- Footprints of toms can exceed 6 inches, whereas hen's footprints rarely exceed 4+ inches. The breast feathers of hens are buff or brown tipped; the tom's are tipped with a sharp band of black.
Habitat. Eastern Wild Turkeys generally require large tracts of mature hardwoods (especially nut producing species such as oak and beech) interspersed with stands of mature pine. They also require grassy openings and hay and pasture lands for raising their young.
Food habits. Turkeys feed on a wide variety of animal and plant materials such as insects, greens, fruits, berries, seeds, grains, and nuts. During winter, turkeys feed on bayberry fruits, sensitive fern spore heads, burdock seeds and other vegetation around spring-fed brooks and on bare edges of fields. In Maine, turkeys also depend on dairy farms for food to survive winter. Dairy farms provide silage corn and manure containing undigested corn that is either spread on fields or stockpiled for future spreading.

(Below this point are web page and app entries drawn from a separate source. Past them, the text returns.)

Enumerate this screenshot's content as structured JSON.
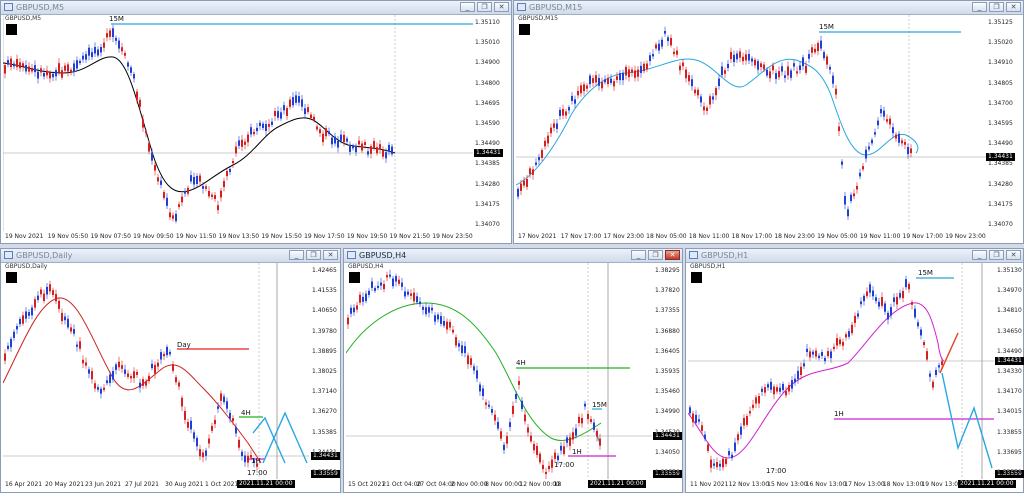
{
  "charts": [
    {
      "title": "GBPUSD,M5",
      "symbol_label": "GBPUSD,M5",
      "y_ticks": [
        "1.35110",
        "1.35010",
        "1.34900",
        "1.34800",
        "1.34695",
        "1.34590",
        "1.34490",
        "1.34385",
        "1.34280",
        "1.34175",
        "1.34070"
      ],
      "x_ticks": [
        "19 Nov 2021",
        "19 Nov 05:50",
        "19 Nov 07:50",
        "19 Nov 09:50",
        "19 Nov 11:50",
        "19 Nov 13:50",
        "19 Nov 15:50",
        "19 Nov 17:50",
        "19 Nov 19:50",
        "19 Nov 21:50",
        "19 Nov 23:50"
      ],
      "price_tag": "1.34431",
      "annotations": [
        "15M"
      ],
      "buttons": [
        "_",
        "❐",
        "✕"
      ]
    },
    {
      "title": "GBPUSD,M15",
      "symbol_label": "GBPUSD,M15",
      "y_ticks": [
        "1.35125",
        "1.35020",
        "1.34910",
        "1.34805",
        "1.34700",
        "1.34595",
        "1.34490",
        "1.34385",
        "1.34280",
        "1.34175",
        "1.34070"
      ],
      "x_ticks": [
        "17 Nov 2021",
        "17 Nov 17:00",
        "17 Nov 23:00",
        "18 Nov 05:00",
        "18 Nov 11:00",
        "18 Nov 17:00",
        "18 Nov 23:00",
        "19 Nov 05:00",
        "19 Nov 11:00",
        "19 Nov 17:00",
        "19 Nov 23:00"
      ],
      "price_tag": "1.34431",
      "annotations": [
        "15M"
      ],
      "buttons": [
        "_",
        "❐",
        "✕"
      ]
    },
    {
      "title": "GBPUSD,Daily",
      "symbol_label": "GBPUSD,Daily",
      "y_ticks": [
        "1.42465",
        "1.41535",
        "1.40650",
        "1.39780",
        "1.38895",
        "1.38025",
        "1.37140",
        "1.36270",
        "1.35385",
        "1.34431",
        "1.33559"
      ],
      "x_ticks": [
        "16 Apr 2021",
        "20 May 2021",
        "23 Jun 2021",
        "27 Jul 2021",
        "30 Aug 2021",
        "1 Oct 2021"
      ],
      "date_tag": "2021.11.21 00:00",
      "price_tag": "1.34431",
      "low_tag": "1.33559",
      "annotations": [
        "Day",
        "4H",
        "1H",
        "17:00"
      ],
      "buttons": [
        "_",
        "❐",
        "✕"
      ]
    },
    {
      "title": "GBPUSD,H4",
      "symbol_label": "GBPUSD,H4",
      "y_ticks": [
        "1.38295",
        "1.37820",
        "1.37355",
        "1.36880",
        "1.36405",
        "1.35935",
        "1.35460",
        "1.34990",
        "1.34520",
        "1.34050",
        "1.33559"
      ],
      "x_ticks": [
        "15 Oct 2021",
        "21 Oct 04:00",
        "27 Oct 04:00",
        "2 Nov 00:00",
        "8 Nov 00:00",
        "12 Nov 00:00",
        "18"
      ],
      "date_tag": "2021.11.21 00:00",
      "price_tag": "1.34431",
      "low_tag": "1.33559",
      "annotations": [
        "4H",
        "15M",
        "1H",
        "17:00"
      ],
      "buttons": [
        "_",
        "❐",
        "✕"
      ]
    },
    {
      "title": "GBPUSD,H1",
      "symbol_label": "GBPUSD,H1",
      "y_ticks": [
        "1.35130",
        "1.34970",
        "1.34810",
        "1.34650",
        "1.34490",
        "1.34330",
        "1.34170",
        "1.34015",
        "1.33855",
        "1.33695",
        "1.33559"
      ],
      "x_ticks": [
        "11 Nov 2021",
        "12 Nov 13:00",
        "15 Nov 13:00",
        "16 Nov 13:00",
        "17 Nov 13:00",
        "18 Nov 13:00",
        "19 Nov 13:00"
      ],
      "date_tag": "2021.11.21 00:00",
      "price_tag": "1.34431",
      "low_tag": "1.33559",
      "annotations": [
        "15M",
        "1H",
        "17:00"
      ],
      "buttons": [
        "_",
        "❐",
        "✕"
      ]
    }
  ],
  "colors": {
    "bull": "#1f3fd6",
    "bear": "#d61f1f",
    "accent": "#00aaff"
  }
}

Reproduction. Wild Turkeys in Maine breed during April and May. Dominant toms do most of the breeding. Through elaborate strutting and gobbling, they try to attract and mate with as many hens as they can, which may be as many as 12 or more.
After breeding, hens confine themselves to nesting. They construct nests in shallow depressions on the ground at the base of a tree or stump, under a tangle of brush, or in dense herbaceous cover. One egg is laid each day for up to ten to twelve days. Eggs are incubated by the hen from 26 to 28 days before hatching. If left unguarded, eggs are vulnerable to predators such as crows, skunks, raccoons, and red squirrels, and incubating hens can fall prey to dogs, coyotes, foxes, raccoons, bobcats, fisher, and great horned owls. Poults usually leave the nest the day they are hatched. Hens and their broods frequent field edges and forest openings in search of insects, which provide protein poults need for rapid growth during their early development. After 5-6 weeks of age, young turkeys begin roosting in trees, thus greatly reducing their vulnerability to predators.
Movements. Hens and their poults join other poults and hens to form flocks of 6 - 25 birds (occasionally up to 50 birds) during late summer, fall, and winter. Adult toms generally remain loners, but small groups of 2 to 5 toms of mixed ages are commonly seen throughout the year except breeding season. Feeding turkeys can cover several miles in a day.
Population and distribution trends. Historically, wild turkeys existed in significant numbers in York and Cumberland Counties, and perhaps in lower numbers eastward to Hancock County. From the time of settlement until 1880, agricultural practices intensified until farmland comprised about 90% of York and Cumberland counties. The reduction in forest land and unrestricted hunting are believed to be the two most important factors leading to the extirpation of native wild turkeys in Maine in the early 1800s. Since 1880, many farms have been abandoned and the land has reverted back to forest. By 1970, only 15% of York and Cumberland Counties remained farmland. This reversion of thousands of acres of farmland to wooded habitat greatly enhanced prospects for reestablishing turkeys into their former range.
Information courtesy of http://www.maine.gov/ifw/